The harbour of Pont-l'Abbé
|Intercommunality||Pays Bigouden Sud|
|• Mayor (2014–2020)||Thierry Mavic|
|18.21 km2 (7.03 sq mi)|
|• Density||470/km2 (1,200/sq mi)|
|Time zone||UTC+01:00 (CET)|
|• Summer (DST)||UTC+02:00 (CEST)|
|Elevation||0–37 m (0–121 ft)|
|1 French Land Register data, which excludes lakes, ponds, glaciers > 1 km2 (0.386 sq mi or 247 acres) and river estuaries.|
The self-styled capital of Pays Bigouden (roughly the region between the river Odet and the Bay of Audierne), Pont-l'Abbé was founded in the 14th century by a monk of Loctudy who built the first bridge across the river estuary, hence the name.

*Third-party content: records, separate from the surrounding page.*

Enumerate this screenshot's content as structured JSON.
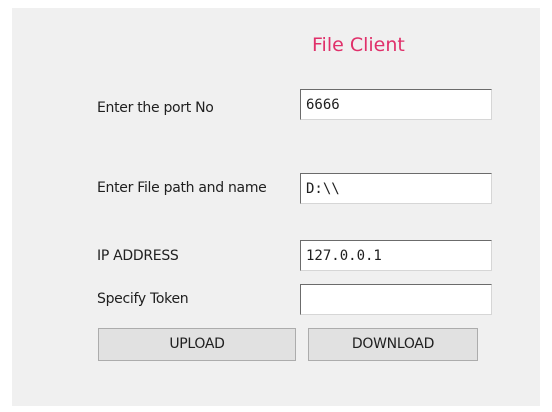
{
  "window": {
    "title": "File Client"
  },
  "form": {
    "port": {
      "label": "Enter the port No",
      "value": "6666"
    },
    "file_path": {
      "label": "Enter File path and name",
      "value": "D:\\\\"
    },
    "ip_address": {
      "label": "IP ADDRESS",
      "value": "127.0.0.1"
    },
    "token": {
      "label": "Specify Token",
      "value": ""
    }
  },
  "buttons": {
    "upload_label": "UPLOAD",
    "download_label": "DOWNLOAD"
  },
  "colors": {
    "title": "#e0306a",
    "panel_background": "#f0f0f0",
    "button_background": "#e1e1e1"
  }
}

The same monk also built the first castle.
Inhabitants of Pont-l'Abbé are called in French Pont-l'Abbistes.
The municipality launched a linguistic plan through Ya d'ar brezhoneg on February 2, 2008.
In 2008, 5.08% of primary-school children attended bilingual schools.
The Fête des Brodeuses (Embroideress' Festival) in July is one of Brittany's major traditional gatherings, and includes a Breton Mass at the Notre-Dame des Carmes church.
- Pont-l'Abbé castle dates from the 14th to the 18th centuries. The "wedding" room is decorated with Mathurin Méheut pieces of art (Sainte-Marine port), Henri Sollier and Jacques Godin. Once bigger, the castle lost its ramparts during the 19th century. Today only the bridge, the keep, and a very small part of the ramparts, in the garden nearby, can be seen. The structure now serves as the city hall, housing also the Bigouden Museum, offering a fine collection of costumes and Bigouden head-dresses,
- Church of Notre-Dame des Carmes dates from 1383-1420 in the Gothic style, with many old statues and a very fine rose window over the high altar that is considered the loveliest in Brittany.
- Church of Lambour (13th-16th century) had its roof removed in 1675 in the reign of Louis XIV in reprisal against the "Red Bonnets" uprising.
- The Monument aux Bigoudens is a masterpiece in granite by François Bazin (1931) and shows a group of four Bigoudène women and a child in traditional costume from the beginning of the 20th century, all of them thinking of a son, a father, a husband or a grandson battling the elements on the high seas.
- The Manoir de Kernuz was restored c. 1850 by the historian of Brittany, Armand du Chatellier.
- The Manoir de Kerazan located between Pont-l'Abbé and Loktudi delivers a fine art of Architecture.
- The Chapel of Treminoù (the missings in Breton) on the road to St-Jean-Trolimon, celebrates the memory of the Breton insurgents slaughtered by the French army of Louis XIV. In particular, A gathering in the last week of September and a funfair festival in the City recalls this period of Brittany's history.
- A few Menhirs still island upright around the city.
- Down to the river by the sea, lies a ria, having given its name to Loktudi (Loch Tudi, the lagoon of Saint Tudi) and Isle Tudi, which shares some beautiful sights.
Pont-l'Abbé is twinned with:
- Vincent Riou, a yacht race Sailor who distinguished himself at Vendée Globe Challenge 2004-2005 (1st) and 2008-2009 (3rd) with act of bravery, saving Jean Le Cam's Life, sinking near of Cape Horn.
- Jérôme Kerviel, the trader formerly with Société Générale in Paris that was linked with losses of approximately €4.9 billion (US$7.16 billion) stemming from fraudulent equity index futures trading, grew up in Pont-l'Abbé.
|Wikimedia Commons has media related to Pont-l'Abbé.|